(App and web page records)
******************************
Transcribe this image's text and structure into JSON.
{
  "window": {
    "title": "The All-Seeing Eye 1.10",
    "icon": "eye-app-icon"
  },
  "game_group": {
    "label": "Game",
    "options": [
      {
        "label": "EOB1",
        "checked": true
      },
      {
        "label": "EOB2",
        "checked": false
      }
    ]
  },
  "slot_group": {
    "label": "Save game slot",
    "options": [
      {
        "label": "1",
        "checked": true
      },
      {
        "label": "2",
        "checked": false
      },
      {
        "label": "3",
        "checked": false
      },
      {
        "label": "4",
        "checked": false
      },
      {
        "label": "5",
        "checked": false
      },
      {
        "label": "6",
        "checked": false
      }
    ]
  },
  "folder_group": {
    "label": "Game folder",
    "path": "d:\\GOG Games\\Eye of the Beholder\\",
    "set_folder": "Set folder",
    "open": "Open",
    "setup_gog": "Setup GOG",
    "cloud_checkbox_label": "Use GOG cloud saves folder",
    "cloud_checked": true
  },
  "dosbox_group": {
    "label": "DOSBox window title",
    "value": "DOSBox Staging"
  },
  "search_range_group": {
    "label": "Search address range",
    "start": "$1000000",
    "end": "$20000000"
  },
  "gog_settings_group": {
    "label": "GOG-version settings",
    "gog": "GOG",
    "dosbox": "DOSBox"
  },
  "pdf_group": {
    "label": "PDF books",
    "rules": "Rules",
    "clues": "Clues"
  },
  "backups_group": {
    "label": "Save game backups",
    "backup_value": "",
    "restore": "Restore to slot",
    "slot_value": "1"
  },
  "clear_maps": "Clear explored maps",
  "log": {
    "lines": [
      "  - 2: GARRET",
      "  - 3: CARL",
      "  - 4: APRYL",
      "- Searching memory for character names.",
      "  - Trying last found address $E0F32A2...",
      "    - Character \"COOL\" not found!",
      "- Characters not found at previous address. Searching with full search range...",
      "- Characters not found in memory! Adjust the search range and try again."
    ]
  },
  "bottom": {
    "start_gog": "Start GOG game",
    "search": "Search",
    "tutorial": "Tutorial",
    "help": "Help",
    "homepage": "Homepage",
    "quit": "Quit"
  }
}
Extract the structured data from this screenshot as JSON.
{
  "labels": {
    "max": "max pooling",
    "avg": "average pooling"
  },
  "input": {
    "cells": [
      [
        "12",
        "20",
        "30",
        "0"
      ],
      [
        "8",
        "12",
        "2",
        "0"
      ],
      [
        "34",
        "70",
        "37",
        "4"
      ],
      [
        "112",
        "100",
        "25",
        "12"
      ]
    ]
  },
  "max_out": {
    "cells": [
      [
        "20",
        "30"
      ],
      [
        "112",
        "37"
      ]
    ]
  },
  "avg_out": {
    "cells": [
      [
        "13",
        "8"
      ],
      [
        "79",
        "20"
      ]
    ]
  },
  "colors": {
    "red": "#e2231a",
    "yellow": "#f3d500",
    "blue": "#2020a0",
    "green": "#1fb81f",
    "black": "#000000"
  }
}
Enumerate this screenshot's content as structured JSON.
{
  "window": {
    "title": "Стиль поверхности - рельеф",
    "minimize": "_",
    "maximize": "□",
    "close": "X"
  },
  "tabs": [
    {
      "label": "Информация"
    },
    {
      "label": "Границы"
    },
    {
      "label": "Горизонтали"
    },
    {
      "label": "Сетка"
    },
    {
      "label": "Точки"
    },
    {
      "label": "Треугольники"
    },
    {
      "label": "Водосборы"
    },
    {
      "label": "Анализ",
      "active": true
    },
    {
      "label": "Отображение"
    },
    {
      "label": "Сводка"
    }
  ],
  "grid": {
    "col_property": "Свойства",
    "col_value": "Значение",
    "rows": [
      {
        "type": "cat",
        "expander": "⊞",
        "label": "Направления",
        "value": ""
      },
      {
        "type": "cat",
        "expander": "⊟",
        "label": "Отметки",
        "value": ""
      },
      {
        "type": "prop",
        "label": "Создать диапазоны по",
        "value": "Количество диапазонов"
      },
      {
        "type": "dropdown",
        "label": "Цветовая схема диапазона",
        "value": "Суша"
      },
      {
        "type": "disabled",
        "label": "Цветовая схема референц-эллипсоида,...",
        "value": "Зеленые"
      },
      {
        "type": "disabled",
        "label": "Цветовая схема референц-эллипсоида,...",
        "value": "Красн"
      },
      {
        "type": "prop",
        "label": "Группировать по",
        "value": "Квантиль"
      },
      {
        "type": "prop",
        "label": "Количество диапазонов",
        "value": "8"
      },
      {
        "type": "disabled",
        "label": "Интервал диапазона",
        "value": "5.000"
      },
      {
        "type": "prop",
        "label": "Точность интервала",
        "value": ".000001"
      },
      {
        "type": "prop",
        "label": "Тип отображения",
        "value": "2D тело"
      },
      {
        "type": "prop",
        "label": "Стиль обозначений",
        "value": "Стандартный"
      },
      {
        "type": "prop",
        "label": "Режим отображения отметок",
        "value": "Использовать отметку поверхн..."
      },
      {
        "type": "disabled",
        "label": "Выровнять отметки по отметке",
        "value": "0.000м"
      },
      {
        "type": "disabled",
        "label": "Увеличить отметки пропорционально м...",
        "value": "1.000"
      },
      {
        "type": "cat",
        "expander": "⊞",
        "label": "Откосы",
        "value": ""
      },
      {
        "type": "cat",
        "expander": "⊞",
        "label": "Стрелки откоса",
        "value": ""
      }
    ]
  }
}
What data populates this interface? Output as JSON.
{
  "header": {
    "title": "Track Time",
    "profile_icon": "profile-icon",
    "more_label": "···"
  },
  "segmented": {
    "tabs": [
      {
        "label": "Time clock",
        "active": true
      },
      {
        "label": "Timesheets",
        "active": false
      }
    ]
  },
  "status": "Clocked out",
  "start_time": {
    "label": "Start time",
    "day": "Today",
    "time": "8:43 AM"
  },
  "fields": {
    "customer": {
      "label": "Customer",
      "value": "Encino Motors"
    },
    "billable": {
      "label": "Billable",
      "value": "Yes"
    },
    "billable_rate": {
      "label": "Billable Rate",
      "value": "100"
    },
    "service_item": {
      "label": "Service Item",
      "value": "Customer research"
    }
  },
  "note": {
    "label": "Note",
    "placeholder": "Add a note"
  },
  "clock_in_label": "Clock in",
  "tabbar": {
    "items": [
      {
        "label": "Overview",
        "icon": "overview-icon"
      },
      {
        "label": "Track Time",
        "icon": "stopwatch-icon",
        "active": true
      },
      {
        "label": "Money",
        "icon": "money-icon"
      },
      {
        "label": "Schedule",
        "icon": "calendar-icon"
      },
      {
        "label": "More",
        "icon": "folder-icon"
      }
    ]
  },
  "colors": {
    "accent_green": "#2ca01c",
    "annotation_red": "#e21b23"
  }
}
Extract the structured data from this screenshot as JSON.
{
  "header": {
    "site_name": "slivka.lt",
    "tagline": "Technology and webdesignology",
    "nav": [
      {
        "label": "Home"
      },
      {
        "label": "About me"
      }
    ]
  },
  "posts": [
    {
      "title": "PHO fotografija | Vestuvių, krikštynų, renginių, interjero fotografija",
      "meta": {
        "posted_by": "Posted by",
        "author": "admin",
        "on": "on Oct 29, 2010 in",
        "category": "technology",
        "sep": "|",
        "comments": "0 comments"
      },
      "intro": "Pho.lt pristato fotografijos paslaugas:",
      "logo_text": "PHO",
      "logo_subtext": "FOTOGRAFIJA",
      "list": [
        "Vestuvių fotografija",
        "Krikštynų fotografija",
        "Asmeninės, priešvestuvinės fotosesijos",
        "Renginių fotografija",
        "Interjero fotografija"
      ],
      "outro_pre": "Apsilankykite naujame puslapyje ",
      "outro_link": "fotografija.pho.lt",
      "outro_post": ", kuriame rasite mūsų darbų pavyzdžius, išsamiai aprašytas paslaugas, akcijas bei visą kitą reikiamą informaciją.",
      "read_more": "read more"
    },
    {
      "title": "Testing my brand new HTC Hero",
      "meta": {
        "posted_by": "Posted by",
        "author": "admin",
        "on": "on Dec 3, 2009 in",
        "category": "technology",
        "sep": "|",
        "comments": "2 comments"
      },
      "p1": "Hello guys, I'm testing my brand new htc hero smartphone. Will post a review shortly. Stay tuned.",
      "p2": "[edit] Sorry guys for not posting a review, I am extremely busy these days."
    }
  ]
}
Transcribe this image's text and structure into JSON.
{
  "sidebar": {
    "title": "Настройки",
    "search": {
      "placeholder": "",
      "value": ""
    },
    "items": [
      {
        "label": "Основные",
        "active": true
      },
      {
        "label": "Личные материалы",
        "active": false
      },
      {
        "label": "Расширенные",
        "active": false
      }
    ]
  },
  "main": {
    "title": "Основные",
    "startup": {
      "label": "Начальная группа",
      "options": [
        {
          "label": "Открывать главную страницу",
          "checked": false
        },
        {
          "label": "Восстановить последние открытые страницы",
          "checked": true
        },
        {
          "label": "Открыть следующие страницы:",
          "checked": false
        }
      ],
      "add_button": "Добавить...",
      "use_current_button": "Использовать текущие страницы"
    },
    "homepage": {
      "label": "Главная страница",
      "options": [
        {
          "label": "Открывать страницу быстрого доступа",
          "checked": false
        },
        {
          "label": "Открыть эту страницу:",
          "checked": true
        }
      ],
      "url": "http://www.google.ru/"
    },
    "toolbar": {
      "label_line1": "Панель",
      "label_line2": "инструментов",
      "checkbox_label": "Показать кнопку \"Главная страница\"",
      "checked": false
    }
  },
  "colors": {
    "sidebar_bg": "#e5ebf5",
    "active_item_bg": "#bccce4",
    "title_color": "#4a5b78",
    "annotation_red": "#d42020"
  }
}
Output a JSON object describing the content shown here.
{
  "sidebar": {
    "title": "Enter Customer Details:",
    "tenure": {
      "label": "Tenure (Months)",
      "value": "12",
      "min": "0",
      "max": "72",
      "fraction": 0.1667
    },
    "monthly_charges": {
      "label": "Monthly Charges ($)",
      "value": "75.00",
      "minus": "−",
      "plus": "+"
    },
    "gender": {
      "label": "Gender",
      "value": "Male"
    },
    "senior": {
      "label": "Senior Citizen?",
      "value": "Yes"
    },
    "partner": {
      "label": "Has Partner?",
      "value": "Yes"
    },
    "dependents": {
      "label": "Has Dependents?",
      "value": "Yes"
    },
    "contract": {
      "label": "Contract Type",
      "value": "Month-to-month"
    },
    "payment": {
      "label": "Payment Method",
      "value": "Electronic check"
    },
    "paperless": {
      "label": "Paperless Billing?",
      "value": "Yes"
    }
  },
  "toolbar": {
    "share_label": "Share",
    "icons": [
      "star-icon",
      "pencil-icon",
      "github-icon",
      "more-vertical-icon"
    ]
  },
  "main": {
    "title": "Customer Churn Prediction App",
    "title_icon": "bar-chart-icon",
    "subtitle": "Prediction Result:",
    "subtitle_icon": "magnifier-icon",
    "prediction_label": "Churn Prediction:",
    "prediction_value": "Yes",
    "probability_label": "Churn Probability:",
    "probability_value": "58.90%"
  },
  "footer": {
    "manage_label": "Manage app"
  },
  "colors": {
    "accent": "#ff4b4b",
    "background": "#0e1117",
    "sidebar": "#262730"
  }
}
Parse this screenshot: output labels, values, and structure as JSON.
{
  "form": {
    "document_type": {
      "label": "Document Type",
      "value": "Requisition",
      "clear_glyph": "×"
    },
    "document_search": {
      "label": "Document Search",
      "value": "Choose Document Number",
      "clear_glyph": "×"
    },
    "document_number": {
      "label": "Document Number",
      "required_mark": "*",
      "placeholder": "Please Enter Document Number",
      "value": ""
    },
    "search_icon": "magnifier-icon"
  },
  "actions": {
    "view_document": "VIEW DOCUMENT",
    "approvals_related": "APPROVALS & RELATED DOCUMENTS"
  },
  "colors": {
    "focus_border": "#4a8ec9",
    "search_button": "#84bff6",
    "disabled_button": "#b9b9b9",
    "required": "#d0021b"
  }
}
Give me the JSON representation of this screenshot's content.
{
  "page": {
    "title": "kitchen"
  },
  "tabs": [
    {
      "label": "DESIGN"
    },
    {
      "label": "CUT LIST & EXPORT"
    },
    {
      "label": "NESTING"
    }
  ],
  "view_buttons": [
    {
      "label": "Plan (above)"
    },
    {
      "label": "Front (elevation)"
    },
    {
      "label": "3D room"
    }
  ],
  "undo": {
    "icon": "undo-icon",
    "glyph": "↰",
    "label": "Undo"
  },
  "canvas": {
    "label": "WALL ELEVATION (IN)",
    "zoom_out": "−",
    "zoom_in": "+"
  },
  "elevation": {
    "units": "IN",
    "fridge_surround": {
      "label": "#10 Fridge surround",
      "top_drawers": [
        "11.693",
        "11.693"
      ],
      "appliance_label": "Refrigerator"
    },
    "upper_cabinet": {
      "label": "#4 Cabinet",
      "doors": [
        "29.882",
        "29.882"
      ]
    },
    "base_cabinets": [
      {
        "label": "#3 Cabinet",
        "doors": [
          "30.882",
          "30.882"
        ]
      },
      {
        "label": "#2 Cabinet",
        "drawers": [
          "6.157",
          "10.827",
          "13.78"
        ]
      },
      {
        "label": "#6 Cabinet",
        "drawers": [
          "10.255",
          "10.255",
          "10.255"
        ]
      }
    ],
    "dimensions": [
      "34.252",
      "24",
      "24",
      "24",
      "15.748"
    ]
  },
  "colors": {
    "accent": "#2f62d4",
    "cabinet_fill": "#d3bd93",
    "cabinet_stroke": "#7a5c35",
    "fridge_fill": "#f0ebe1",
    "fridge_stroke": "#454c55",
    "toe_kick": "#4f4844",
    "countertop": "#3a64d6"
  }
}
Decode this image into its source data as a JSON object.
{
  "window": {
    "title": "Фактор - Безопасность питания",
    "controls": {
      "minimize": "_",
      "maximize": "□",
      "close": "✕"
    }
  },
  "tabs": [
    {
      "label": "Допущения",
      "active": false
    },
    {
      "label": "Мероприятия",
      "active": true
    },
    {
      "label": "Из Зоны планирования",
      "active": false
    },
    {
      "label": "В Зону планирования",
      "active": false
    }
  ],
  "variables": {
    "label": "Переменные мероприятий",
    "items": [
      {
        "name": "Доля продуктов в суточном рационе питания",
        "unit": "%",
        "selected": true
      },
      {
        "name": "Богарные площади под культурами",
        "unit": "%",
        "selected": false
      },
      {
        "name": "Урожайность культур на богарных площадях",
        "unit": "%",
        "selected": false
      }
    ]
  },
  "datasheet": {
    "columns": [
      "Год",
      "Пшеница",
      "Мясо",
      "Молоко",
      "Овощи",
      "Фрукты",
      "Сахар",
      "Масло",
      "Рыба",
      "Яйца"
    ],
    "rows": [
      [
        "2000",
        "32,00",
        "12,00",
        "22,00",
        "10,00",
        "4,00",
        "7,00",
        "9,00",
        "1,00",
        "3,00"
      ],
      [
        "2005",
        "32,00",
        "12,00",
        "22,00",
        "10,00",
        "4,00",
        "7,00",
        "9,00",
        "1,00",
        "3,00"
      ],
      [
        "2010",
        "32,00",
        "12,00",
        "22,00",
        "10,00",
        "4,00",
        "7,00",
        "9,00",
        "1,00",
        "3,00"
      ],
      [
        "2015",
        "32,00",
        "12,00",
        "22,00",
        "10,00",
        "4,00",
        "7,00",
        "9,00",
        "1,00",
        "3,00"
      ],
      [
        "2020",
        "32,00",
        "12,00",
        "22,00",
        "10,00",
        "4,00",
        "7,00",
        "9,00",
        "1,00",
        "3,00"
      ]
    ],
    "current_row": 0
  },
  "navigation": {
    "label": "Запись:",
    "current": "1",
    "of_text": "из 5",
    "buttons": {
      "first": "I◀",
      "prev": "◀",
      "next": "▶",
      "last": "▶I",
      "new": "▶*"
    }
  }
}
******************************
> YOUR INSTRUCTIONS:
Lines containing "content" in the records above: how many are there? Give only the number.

> TASK RESPONSE:
3